Phones, portable media players, and tablet computers may occupy different market spaces, but actual differences between the three most popular classes of mobile device have become difficult to discern. Apple’s iPhone, iPod Touch media player, and iPad tablet may be dressed differently, but they are fundamentally alike—each is built around an A4 processor (although the iPad 2 recently debuted Apple’s A5 processer), a touch screen, and Apple’s own iOS operating system. A more important similarity, however, is that all three mobile devices interface with Apple’s App Store, and can be used to purchase and download iOS applications. And while the allure of the ubiquitous “Apple Experience” unquestionably plays a part in all three iOS devices ruling their respective markets, the upheaval currently underway in the mobile computing world is probably the result of something else—the pervasive appeal of the “App Experience”.
The popularity of mobile apps—and not the proliferation of small, full-featured, and user-friendly devices—is arguably the true catalyst of the mobile revolution. And it is nothing short of a revolution; since the fourth quarter of 2010, smart phones have outsold PCs. An estimated 35 per cent of North American adults have apps installed on their smart phones, and that number is climbing.
Skyrocketing demand for tablets (with the iPad leading the charge—according to Apple, their tablet has sold over 15 million first-generation units, and is being deployed or piloted in over 88 per cent of Fortune 100 companies) has slowed laptop sales. Analysts predict that this trend will continue as consumers shift toward speedy, app-filled mobile devices and away from portable computers. And it would be reasonable to surmise that the iPod Touch—essentially an iPhone without the phone—thrives mainly because it provides the full app experience without the commitment of a cellphone plan.
Launched in July 2008, Apple’s App Store has been accessed to download apps to iOS devices more than 10 billion times—almost 1,000 apps are downloaded every three seconds—and it continues to influence the way software is built, priced, distributed, and discovered.

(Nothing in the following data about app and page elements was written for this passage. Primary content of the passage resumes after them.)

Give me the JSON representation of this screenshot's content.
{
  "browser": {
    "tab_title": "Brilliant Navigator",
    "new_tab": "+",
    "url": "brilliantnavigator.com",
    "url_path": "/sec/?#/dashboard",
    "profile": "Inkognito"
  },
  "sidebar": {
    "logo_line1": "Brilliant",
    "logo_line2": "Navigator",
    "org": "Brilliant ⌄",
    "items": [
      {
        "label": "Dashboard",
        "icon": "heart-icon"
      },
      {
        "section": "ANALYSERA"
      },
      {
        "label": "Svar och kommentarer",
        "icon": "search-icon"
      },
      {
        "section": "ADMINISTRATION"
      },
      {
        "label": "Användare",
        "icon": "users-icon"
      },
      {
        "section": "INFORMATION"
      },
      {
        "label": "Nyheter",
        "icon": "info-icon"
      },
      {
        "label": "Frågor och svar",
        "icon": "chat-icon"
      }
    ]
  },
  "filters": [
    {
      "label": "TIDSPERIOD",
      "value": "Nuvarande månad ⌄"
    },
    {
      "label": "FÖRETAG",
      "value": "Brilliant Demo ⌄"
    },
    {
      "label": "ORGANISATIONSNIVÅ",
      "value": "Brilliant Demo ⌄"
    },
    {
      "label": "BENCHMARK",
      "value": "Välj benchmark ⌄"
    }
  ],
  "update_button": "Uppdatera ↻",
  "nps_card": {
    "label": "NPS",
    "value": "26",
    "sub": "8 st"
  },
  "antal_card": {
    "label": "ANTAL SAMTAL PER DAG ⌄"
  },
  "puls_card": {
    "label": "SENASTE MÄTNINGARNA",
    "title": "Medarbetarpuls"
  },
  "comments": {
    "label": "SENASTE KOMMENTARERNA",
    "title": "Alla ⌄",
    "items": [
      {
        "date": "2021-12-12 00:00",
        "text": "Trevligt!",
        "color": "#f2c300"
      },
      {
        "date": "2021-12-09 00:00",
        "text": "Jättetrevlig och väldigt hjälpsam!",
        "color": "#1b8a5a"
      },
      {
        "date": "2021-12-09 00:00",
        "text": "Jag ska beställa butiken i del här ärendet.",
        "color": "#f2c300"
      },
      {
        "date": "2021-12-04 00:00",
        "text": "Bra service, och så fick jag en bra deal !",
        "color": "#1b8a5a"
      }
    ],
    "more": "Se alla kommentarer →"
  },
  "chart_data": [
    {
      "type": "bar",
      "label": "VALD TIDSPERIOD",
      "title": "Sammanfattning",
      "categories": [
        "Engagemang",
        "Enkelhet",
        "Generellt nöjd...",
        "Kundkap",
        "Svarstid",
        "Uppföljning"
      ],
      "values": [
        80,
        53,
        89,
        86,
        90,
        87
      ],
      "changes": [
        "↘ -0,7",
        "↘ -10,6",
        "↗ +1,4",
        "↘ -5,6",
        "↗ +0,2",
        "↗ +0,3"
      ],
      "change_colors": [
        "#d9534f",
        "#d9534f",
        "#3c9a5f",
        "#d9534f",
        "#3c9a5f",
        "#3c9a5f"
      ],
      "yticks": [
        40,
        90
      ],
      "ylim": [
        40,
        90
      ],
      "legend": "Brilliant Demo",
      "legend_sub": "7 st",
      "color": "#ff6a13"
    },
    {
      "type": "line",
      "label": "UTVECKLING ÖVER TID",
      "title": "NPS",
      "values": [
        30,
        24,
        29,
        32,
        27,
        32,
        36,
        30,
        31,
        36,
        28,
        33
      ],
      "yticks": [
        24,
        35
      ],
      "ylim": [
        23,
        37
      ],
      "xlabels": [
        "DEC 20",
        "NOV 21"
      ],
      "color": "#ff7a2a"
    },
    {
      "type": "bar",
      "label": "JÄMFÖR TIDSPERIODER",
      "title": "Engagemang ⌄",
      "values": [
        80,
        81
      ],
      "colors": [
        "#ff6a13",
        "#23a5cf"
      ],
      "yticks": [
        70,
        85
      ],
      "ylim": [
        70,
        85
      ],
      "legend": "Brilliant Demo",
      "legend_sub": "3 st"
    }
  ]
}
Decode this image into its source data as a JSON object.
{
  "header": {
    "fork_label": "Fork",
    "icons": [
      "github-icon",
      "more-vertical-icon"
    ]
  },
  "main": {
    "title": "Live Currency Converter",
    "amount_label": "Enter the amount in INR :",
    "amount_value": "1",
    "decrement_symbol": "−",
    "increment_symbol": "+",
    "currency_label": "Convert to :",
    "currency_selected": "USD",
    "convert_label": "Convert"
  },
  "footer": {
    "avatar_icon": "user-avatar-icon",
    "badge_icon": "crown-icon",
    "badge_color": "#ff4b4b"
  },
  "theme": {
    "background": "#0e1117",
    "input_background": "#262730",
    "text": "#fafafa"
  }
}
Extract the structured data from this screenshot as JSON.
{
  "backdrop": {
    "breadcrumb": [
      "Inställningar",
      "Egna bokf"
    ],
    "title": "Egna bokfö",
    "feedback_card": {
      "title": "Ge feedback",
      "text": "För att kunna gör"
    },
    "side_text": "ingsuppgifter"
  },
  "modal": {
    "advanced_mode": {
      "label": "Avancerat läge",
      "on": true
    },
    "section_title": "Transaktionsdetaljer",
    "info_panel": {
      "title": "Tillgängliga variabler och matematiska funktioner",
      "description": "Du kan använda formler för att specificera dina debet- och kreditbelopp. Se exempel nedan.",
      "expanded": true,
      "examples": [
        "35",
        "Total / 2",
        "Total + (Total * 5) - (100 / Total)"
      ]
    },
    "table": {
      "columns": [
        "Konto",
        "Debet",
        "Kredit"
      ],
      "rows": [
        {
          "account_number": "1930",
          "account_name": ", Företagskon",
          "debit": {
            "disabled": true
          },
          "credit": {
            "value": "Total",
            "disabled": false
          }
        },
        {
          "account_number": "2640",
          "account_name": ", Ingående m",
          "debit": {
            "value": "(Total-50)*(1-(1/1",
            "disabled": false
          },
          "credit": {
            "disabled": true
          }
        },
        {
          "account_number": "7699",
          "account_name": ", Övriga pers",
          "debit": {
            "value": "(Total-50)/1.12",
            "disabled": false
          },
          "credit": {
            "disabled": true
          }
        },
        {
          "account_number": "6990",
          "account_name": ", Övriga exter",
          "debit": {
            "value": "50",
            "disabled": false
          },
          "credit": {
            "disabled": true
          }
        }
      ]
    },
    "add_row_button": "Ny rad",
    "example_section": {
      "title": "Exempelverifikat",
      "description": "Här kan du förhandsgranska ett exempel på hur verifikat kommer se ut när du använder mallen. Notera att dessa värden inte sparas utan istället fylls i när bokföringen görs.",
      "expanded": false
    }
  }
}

Apps are collected as much as they are used, and they are as addictive as they are useful. iOS device owners that delight in exploring the App Store are excited to discover what helpful new treasure they might stumble across, in the form of an app that might tap some previously unconsidered potential of their device. Customers can peruse the Top 25 and browse curated lists, such as Apps for Book Lovers and App Store Essentials. Apps are, after all, generally inexpensive, with an average price of less than $3; many cost a mere 99 cents, and about one-third of all apps are free.
Designed with a push-button, instant-on ethos, and generally built to be used sporadically rather than for prolonged sessions, apps are usually self-explanatory, without a substantial learning curve. Traditional software can be intimidating, but apps are friendly and inviting. As such, they encourage exploration and experimentation.
Markus Müller’s MindNode app, for example, provides an ingenious, stylish visual method of sketching out ideas. The brainstorming technique—where a word or phrase is written in the middle of a page, and then branches into new nodes that represent new or related ideas—is age-old, but in its app incarnation, with a touch screen, it is particularly elegant. As a result, MindNode is highly rated and well reviewed, and the value of mind mapping is underscored for a new generation.
Apps can even facilitate legitimate creative expression; photography apps, for instance, are among the hottest sellers. Few who purchase Hipstamatic, which applies retro-inspired tint and contrast effects to photos taken with their devices, would invest in robust, pricey photography software, such as Adobe Photoshop, unless reasonably committed to learning the craft of digital image manipulation. But for $1.99, why not?
The App Store, which offers nearly 400,000 apps in 20 categories, including business, news, sports, health, reference, photography, utilities, travel, and games, is not the only game in town. There are competing smart phones and operating systems, and of course rival marketplaces, most notably BlackBerry App World and Android Market. App activity is on the rise across the board, however, with analysts predicting that total mobile app downloads, which stood at roughly 11 billion at the end of 2010, will reach 185 billion by 2014.
It may all seem counterintuitive. Apps actually do less than traditional software, yet this is proving attractive to the business set and urbanites on the go. For years, mobile devices have evolved, increasingly resembling computers. Who could have foreseen the portable renaissance that has pushed computers to become more like cellphones?
Photo by Anne Sandman.